Had they been bolder Chicago might have approached Valery Gergiev, but the London Symphony got there first. Gergiev’s appointment may not be quite the coup that the LSO imagined when they announced his ‘signing’ last year (he remains far too busy to give any one orchestra his full attention, and he relies too heavily on the Russian repertoire), but he is a ‘glamorous’ name, and has established a good working relationship with them.

With Gergiev coming to the Barbican, and the young German-trained Russian, Vladimir Jurowski, taking over at the London Philharmonic, English musical life can look forward with a measure of confidence. In Chicago, meanwhile, they mull over the likes of Riccardo Muti, late of La Scala, a man who spent ten less than glorious years in Philadelphia two decades ago. To appoint ‘Il Duce’ would be faute de mieux, so they may be right in ploughing on with Haitink, and planning a more orderly succession.

Should they restrict their search to America, they will surely head west. The most interesting American orchestra right now is the San Francisco Symphony, where Michael Tilson Thomas, one of Bernstein’s protégés, and Sir Colin Davis’s predecessor at the LSO, has blossomed. But Davies Symphony Hall is a good home, the audiences are loyal and attentive, and the Bay Area is a terrific place to live and work. He has no compelling reason to leave. In Minnesota the highly regarded Finn, Osmo Vanska, has made a good start but it remains a start. Like Tilson Thomas, he is unlikely to jump ship. When Esa-Pekka Salonen leaves Los Angeles he is likely to return to Europe.

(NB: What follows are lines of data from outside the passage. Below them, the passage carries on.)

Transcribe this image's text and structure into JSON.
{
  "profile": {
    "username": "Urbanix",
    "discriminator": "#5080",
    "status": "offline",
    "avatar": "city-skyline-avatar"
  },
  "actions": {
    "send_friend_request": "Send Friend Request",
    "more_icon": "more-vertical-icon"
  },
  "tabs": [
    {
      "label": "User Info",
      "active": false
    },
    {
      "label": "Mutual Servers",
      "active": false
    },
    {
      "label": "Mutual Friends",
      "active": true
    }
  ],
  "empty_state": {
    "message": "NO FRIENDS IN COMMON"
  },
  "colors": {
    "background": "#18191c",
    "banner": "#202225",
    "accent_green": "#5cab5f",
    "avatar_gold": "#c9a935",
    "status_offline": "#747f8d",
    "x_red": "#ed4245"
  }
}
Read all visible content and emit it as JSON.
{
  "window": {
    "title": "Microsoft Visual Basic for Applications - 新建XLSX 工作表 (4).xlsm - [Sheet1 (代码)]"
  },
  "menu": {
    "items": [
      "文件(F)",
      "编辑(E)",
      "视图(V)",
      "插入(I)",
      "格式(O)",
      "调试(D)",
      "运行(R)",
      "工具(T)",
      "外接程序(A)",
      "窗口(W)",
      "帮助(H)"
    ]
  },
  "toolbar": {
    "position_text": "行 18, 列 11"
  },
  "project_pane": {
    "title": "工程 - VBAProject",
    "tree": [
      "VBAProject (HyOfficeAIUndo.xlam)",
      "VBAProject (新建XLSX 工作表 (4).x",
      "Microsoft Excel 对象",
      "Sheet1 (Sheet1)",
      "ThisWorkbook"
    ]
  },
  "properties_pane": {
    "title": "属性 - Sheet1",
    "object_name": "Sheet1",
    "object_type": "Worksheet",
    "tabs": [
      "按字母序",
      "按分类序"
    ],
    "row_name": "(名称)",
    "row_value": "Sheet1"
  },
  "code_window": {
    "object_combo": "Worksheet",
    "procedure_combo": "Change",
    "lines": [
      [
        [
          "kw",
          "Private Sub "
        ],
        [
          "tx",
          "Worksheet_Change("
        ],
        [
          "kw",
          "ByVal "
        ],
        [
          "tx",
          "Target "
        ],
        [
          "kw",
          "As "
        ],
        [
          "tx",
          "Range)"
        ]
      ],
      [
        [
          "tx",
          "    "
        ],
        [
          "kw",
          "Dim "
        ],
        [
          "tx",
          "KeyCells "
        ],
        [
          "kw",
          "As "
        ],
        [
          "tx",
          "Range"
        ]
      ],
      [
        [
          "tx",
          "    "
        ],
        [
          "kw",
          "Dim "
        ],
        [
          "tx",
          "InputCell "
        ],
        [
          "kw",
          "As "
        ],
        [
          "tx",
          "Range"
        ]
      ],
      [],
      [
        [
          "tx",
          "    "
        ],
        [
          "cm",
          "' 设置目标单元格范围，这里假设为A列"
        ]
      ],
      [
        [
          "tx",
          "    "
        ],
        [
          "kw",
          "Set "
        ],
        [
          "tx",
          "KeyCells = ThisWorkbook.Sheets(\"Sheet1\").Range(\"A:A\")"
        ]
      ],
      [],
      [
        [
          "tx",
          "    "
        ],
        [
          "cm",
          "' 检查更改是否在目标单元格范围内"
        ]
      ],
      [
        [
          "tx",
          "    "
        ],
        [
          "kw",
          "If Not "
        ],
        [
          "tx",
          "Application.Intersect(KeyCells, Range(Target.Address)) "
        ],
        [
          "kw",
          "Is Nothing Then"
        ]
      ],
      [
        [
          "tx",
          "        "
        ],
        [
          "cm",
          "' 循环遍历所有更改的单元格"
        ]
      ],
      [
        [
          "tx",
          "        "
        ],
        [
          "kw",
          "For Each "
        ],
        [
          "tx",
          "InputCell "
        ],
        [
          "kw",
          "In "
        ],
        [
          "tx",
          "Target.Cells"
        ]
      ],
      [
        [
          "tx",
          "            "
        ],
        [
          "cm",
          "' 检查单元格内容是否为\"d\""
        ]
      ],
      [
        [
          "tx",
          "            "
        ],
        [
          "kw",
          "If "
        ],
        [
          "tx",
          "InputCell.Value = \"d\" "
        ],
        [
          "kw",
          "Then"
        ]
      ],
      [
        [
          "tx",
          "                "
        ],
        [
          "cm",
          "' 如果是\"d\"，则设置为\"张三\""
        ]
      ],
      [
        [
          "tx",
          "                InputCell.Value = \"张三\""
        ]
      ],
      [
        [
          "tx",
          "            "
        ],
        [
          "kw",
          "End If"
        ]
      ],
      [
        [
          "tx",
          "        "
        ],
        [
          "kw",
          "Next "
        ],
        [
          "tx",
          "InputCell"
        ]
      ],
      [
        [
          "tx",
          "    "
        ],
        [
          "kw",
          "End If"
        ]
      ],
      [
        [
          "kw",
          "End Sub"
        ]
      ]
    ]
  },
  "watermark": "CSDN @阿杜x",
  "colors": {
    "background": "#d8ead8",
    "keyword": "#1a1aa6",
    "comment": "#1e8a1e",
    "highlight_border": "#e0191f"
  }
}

The world has changed. The ‘Big Five’ remain famous repositories of the great tradition but there is another orchestral map of the United States, one that links San Francisco and Los Angeles to Minnesota, St Louis and even unfashionable Baltimore, where Marin Alsop begins her directorship next year. These are the places where American musical life is gaining strength, and why not? Look at what Rattle did in Brum, and Jansons in Oslo. Hear the difference Mark Elder has made in Manchester. It can be done.

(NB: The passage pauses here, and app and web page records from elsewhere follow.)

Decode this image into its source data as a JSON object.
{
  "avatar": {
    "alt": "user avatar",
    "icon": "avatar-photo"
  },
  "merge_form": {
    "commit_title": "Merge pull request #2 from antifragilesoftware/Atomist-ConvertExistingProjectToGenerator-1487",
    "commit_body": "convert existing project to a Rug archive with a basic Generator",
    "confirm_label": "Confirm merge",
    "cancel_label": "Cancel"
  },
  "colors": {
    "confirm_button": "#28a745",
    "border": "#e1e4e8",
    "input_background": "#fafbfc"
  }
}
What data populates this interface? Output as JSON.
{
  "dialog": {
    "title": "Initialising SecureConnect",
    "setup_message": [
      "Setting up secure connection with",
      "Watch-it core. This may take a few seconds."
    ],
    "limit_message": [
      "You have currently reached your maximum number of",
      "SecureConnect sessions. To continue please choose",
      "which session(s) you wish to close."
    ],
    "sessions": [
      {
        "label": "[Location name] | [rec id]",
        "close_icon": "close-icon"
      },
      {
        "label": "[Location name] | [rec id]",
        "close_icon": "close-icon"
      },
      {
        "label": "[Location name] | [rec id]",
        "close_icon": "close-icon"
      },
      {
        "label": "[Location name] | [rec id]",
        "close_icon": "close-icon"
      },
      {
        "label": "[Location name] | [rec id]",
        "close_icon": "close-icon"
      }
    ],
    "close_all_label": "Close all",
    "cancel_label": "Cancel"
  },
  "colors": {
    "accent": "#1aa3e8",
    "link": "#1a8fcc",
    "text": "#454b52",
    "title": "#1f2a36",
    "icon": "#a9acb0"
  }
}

So it really is the end of an era. Kubelik, Reiner, Solti, Barenboim: half a century of distinguished music-making by Lake Michigan. And all to play for, as a great orchestra ponders its future.